The past economic models of business have focused on “silos of capital and expense allocation” called the proverbial “budgets”. Every year the “budgeting cycle” creates activity centric to projecting what the new years cost will be then finding new sales, new markets etc. to generate revenue that exceeds the projected cost.
The traditional business has to fund “overhead” in the form of accounting, legal, administration, management, human resources, technology, rent etc.with each vying for more money to fund their initiatives and their silos of “perceived power“.
This model has been the accepted model of business for decades with each new management theory creating new sets of accounting definitions including cost, process and activity accounting with each attempting to find better ways to measure productivity, efficiency and cost. Much of the theories behind these “systems” stem from inherited thinking that followed the industrial era where the emphasis was on mass production, distribution, and selling goods to hungry consumers.
Throughout and at the end of each cycle of measurement the all consuming focus was on “hitting the budget” so the collective organization could meet the expected and defined end results. The end results were aimed at financial gains for shareholders, public markets and the organization as a whole. Whether “fudging or factual” business has been consumed with the game of numbers and how leveraging numbers creates perceived wealth, both private and public.
Will Money Follow Free?
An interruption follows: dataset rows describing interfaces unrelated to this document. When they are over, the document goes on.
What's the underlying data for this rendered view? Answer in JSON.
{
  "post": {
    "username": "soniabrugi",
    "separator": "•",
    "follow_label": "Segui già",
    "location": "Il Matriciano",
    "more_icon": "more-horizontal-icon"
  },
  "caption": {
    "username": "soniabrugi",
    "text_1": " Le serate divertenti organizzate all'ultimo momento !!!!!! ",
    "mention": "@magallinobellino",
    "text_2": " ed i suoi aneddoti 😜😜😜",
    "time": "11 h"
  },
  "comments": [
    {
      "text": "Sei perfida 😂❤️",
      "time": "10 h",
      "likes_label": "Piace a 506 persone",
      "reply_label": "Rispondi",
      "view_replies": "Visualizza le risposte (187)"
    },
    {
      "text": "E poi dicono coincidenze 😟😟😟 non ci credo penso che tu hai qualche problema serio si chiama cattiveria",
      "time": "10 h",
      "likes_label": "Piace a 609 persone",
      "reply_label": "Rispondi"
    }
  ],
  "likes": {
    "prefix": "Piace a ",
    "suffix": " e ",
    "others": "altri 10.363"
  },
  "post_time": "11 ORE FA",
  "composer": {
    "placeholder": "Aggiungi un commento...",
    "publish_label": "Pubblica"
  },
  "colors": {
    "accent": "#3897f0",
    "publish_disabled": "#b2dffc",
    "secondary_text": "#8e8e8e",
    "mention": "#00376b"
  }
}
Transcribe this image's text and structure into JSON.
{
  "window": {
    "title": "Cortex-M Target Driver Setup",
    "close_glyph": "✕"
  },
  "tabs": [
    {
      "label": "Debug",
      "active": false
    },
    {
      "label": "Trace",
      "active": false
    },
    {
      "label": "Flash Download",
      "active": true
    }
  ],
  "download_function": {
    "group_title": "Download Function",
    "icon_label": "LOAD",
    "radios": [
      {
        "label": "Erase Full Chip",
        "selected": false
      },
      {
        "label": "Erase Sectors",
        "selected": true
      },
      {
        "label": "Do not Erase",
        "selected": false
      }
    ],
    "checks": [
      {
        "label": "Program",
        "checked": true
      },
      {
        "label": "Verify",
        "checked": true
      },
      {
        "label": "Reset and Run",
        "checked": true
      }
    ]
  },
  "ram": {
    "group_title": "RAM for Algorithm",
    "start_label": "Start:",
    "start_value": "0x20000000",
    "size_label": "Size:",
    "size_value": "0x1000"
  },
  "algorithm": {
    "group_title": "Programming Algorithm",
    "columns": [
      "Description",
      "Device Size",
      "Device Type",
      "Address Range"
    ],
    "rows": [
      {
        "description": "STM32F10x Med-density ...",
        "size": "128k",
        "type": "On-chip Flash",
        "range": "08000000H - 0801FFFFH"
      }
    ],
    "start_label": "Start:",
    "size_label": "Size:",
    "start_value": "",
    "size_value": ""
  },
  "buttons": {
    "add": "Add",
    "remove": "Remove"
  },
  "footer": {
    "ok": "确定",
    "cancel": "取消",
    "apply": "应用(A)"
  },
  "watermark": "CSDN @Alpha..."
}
Kevin Kelly writes “Success in the free-copy world is not derived from the skills of distribution since the Great Copy Machine in the Sky takes care of that. Nor are legal skills surrounding Intellectual Property and Copyright very useful anymore. Nor are the skills of hoarding and scarcity. Rather, there are eight generatives that demand an understanding of how abundance breeds a sharing mindset, how generosity is a business model, how vital it has become to cultivate and nurture qualities that can’t be replicated with a click of the mouse.”
In the old business models markets were chased and developed based on “relationships”. The old business models served the markets with a mindset of “capture and contain” rather than “attract and give“. In the old business models the predominant influence was from sales and marketing divisions because they had or created the relationships. If the top sales and marketing people left one firm for another the relationships typically followed. The old system tried to contain relationships by putting “non-compete” agreements on people and heavy handed legal agreements with customers and suppliers, people. You can institutionalize processes but the choice about relations has always been and will continue to be free.
The new business models are created and facilitated by the impact of new dynamics created by the virtual world. Technology has fueled connectivity and creativity feely. What an individual or organization creates from all this “free” that enhances value for the relationships is the foundation of transactions that always have and always will follow relationships, with people and markets, existing and those to be created from “free”. Free is the new input into a developing “system” of relationship connectivity, capital and exchange. The related process that lead to the results, output, are part of the new business models where the focus is no longer on budgets rather the focus is on how to maximize the use of “free” to create unique value to relations that fuel new transactions.
All of this starts with a new mindset and ends with new economic gains. The new business model and the subsequent thinking is what is and will continue to fuel new markets and significant economic gains for those that get it and losses for those that don’t. That is why we call it “The Relationship Economy“. More on this later.
What say you?